── RECORDS TO USE ──
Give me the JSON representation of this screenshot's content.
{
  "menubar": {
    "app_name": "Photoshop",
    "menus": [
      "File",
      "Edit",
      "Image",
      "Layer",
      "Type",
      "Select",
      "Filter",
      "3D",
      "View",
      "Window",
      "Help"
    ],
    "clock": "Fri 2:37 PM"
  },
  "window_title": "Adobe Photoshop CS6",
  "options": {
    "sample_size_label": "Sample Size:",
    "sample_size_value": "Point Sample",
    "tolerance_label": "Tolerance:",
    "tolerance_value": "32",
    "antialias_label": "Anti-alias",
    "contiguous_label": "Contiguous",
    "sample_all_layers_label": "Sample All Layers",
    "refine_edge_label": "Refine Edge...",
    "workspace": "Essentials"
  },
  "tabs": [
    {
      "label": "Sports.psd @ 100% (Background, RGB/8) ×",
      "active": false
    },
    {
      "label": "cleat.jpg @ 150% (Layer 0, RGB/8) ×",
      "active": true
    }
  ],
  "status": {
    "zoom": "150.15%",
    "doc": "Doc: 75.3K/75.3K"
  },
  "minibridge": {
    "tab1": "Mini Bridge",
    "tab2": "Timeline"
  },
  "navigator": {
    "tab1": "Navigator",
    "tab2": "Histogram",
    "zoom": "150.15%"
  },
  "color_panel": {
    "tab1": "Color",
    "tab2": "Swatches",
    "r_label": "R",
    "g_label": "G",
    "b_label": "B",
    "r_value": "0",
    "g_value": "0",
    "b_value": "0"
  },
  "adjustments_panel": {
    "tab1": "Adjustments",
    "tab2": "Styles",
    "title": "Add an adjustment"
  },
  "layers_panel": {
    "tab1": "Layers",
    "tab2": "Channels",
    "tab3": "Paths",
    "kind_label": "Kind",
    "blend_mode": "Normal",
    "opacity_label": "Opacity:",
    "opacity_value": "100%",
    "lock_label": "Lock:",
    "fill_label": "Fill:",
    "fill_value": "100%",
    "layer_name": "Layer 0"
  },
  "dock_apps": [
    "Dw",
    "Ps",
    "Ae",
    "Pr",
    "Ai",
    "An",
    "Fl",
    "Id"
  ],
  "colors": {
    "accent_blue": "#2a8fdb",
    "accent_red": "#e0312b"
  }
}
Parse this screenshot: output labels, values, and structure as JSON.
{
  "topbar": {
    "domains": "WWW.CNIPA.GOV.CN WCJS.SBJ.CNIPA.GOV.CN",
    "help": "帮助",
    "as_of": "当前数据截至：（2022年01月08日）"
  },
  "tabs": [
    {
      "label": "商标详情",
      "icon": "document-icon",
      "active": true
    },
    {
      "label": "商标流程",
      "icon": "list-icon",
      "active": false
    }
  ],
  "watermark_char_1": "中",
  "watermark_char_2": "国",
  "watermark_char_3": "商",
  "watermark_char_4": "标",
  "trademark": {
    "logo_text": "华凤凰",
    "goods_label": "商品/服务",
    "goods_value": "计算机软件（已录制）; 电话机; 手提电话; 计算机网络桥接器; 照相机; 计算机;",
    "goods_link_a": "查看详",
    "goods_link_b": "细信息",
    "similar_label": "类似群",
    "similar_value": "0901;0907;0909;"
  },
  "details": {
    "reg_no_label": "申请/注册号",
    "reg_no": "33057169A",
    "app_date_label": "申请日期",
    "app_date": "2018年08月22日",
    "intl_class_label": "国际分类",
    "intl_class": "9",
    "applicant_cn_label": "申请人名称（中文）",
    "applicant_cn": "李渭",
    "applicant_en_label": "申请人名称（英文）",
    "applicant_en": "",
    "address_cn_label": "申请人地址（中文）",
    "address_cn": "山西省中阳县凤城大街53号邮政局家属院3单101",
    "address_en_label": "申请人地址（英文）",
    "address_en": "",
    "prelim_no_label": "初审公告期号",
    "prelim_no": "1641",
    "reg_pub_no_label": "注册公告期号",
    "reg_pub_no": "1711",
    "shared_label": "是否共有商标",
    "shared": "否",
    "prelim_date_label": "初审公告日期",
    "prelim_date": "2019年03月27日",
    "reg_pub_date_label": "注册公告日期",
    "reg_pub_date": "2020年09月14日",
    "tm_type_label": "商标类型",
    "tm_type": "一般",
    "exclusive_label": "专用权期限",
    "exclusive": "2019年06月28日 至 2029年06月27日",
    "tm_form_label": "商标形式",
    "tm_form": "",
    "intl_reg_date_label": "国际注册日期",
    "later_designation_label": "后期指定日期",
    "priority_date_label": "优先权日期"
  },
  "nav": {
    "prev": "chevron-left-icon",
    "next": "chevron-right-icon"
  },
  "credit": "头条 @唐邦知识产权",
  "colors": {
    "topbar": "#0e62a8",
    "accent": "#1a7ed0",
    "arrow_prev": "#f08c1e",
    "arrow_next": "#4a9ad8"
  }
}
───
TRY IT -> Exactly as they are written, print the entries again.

YOUR RESPONSE ->
Give me the JSON representation of this screenshot's content.
{
  "menubar": {
    "app_name": "Photoshop",
    "menus": [
      "File",
      "Edit",
      "Image",
      "Layer",
      "Type",
      "Select",
      "Filter",
      "3D",
      "View",
      "Window",
      "Help"
    ],
    "clock": "Fri 2:37 PM"
  },
  "window_title": "Adobe Photoshop CS6",
  "options": {
    "sample_size_label": "Sample Size:",
    "sample_size_value": "Point Sample",
    "tolerance_label": "Tolerance:",
    "tolerance_value": "32",
    "antialias_label": "Anti-alias",
    "contiguous_label": "Contiguous",
    "sample_all_layers_label": "Sample All Layers",
    "refine_edge_label": "Refine Edge...",
    "workspace": "Essentials"
  },
  "tabs": [
    {
      "label": "Sports.psd @ 100% (Background, RGB/8) ×",
      "active": false
    },
    {
      "label": "cleat.jpg @ 150% (Layer 0, RGB/8) ×",
      "active": true
    }
  ],
  "status": {
    "zoom": "150.15%",
    "doc": "Doc: 75.3K/75.3K"
  },
  "minibridge": {
    "tab1": "Mini Bridge",
    "tab2": "Timeline"
  },
  "navigator": {
    "tab1": "Navigator",
    "tab2": "Histogram",
    "zoom": "150.15%"
  },
  "color_panel": {
    "tab1": "Color",
    "tab2": "Swatches",
    "r_label": "R",
    "g_label": "G",
    "b_label": "B",
    "r_value": "0",
    "g_value": "0",
    "b_value": "0"
  },
  "adjustments_panel": {
    "tab1": "Adjustments",
    "tab2": "Styles",
    "title": "Add an adjustment"
  },
  "layers_panel": {
    "tab1": "Layers",
    "tab2": "Channels",
    "tab3": "Paths",
    "kind_label": "Kind",
    "blend_mode": "Normal",
    "opacity_label": "Opacity:",
    "opacity_value": "100%",
    "lock_label": "Lock:",
    "fill_label": "Fill:",
    "fill_value": "100%",
    "layer_name": "Layer 0"
  },
  "dock_apps": [
    "Dw",
    "Ps",
    "Ae",
    "Pr",
    "Ai",
    "An",
    "Fl",
    "Id"
  ],
  "colors": {
    "accent_blue": "#2a8fdb",
    "accent_red": "#e0312b"
  }
}
Parse this screenshot: output labels, values, and structure as JSON.
{
  "topbar": {
    "domains": "WWW.CNIPA.GOV.CN WCJS.SBJ.CNIPA.GOV.CN",
    "help": "帮助",
    "as_of": "当前数据截至：（2022年01月08日）"
  },
  "tabs": [
    {
      "label": "商标详情",
      "icon": "document-icon",
      "active": true
    },
    {
      "label": "商标流程",
      "icon": "list-icon",
      "active": false
    }
  ],
  "watermark_char_1": "中",
  "watermark_char_2": "国",
  "watermark_char_3": "商",
  "watermark_char_4": "标",
  "trademark": {
    "logo_text": "华凤凰",
    "goods_label": "商品/服务",
    "goods_value": "计算机软件（已录制）; 电话机; 手提电话; 计算机网络桥接器; 照相机; 计算机;",
    "goods_link_a": "查看详",
    "goods_link_b": "细信息",
    "similar_label": "类似群",
    "similar_value": "0901;0907;0909;"
  },
  "details": {
    "reg_no_label": "申请/注册号",
    "reg_no": "33057169A",
    "app_date_label": "申请日期",
    "app_date": "2018年08月22日",
    "intl_class_label": "国际分类",
    "intl_class": "9",
    "applicant_cn_label": "申请人名称（中文）",
    "applicant_cn": "李渭",
    "applicant_en_label": "申请人名称（英文）",
    "applicant_en": "",
    "address_cn_label": "申请人地址（中文）",
    "address_cn": "山西省中阳县凤城大街53号邮政局家属院3单101",
    "address_en_label": "申请人地址（英文）",
    "address_en": "",
    "prelim_no_label": "初审公告期号",
    "prelim_no": "1641",
    "reg_pub_no_label": "注册公告期号",
    "reg_pub_no": "1711",
    "shared_label": "是否共有商标",
    "shared": "否",
    "prelim_date_label": "初审公告日期",
    "prelim_date": "2019年03月27日",
    "reg_pub_date_label": "注册公告日期",
    "reg_pub_date": "2020年09月14日",
    "tm_type_label": "商标类型",
    "tm_type": "一般",
    "exclusive_label": "专用权期限",
    "exclusive": "2019年06月28日 至 2029年06月27日",
    "tm_form_label": "商标形式",
    "tm_form": "",
    "intl_reg_date_label": "国际注册日期",
    "later_designation_label": "后期指定日期",
    "priority_date_label": "优先权日期"
  },
  "nav": {
    "prev": "chevron-left-icon",
    "next": "chevron-right-icon"
  },
  "credit": "头条 @唐邦知识产权",
  "colors": {
    "topbar": "#0e62a8",
    "accent": "#1a7ed0",
    "arrow_prev": "#f08c1e",
    "arrow_next": "#4a9ad8"
  }
}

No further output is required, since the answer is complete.